In 2008 uMhlanga Rocks was in crisis. Crime was on the increase, there was little enforcement of bylaws, a poor municipal structure was degenerating, urban decay was rampant and the precinct was in economic crisis as investors disinvested in favour of new uMhlanga Ridge developments.

The private sector in uMhlanga Rocks took action. They put together a “war chest” to drive the establishment of uMhlanga Rocks Village UIP. As with sustainable SRAs, it was imperative to have a mutually beneficial relationship between the private and public sectors. They engaged with eThekwini Municipality and brought them on board as partners.

This mutual cooperation included:

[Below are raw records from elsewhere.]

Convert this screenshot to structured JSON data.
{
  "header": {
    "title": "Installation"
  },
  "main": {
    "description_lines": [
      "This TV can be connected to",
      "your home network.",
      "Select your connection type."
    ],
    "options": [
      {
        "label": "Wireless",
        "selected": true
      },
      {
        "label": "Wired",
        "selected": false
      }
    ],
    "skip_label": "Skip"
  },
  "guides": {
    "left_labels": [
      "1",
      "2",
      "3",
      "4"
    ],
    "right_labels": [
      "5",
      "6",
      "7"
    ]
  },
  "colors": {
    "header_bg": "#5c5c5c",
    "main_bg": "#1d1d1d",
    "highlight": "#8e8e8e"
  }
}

• Lobbying for economic-enabling infrastructure
• Agreement on municipality service levels and optimising service delivery
• Integration of SRA and municipality service delivery
• Fault reporting to the municipality, follow-up and meetings

This particular SRA put its operational plan into practice, with the focus on securing property values and building investor confidence to retain and attract investment.

The project has been an overwhelming success. Since its inception there have been reinvestments, a stream of new tenants and upgrades to private properties and residential complexes. Improvements were also made to Breakers Resort, uMhlanga Sands Resort, Cabana Beach Resort, The Oyster Box Hotel, Umhlanga Centre and a Protea Hotel (in progress), and there is a planned Beverly Hills Hotel upgrade. Despite tough economic conditions there have been new developments including Beacon Rock and  the Pearls of Umhlanga. The total estimated value of these investments exceeds R5.5bn.

uMhlanga UIP Perceptions Survey:
Public Space Rating 2015-16

91%  – rated safety good/excellent
86% – rated cleanliness good/excellent
83% – rated general maintenance good/excellent

FIND OUT MORE

uMhlanga Urban Improvement Precinct: umhlangauip.co.za
Florida Rd Urban Improvement Precinct: floridaroaduip.co.za
Ballito Urban Improvement Precinct: ballitouip.co.za
South African Property Owners Association: sapoa.org.za
Cape Town Central City Improvement District: capetownccid.org
Johannesburg City Improvement District: cidforum.co.za

Words: Andre Fiore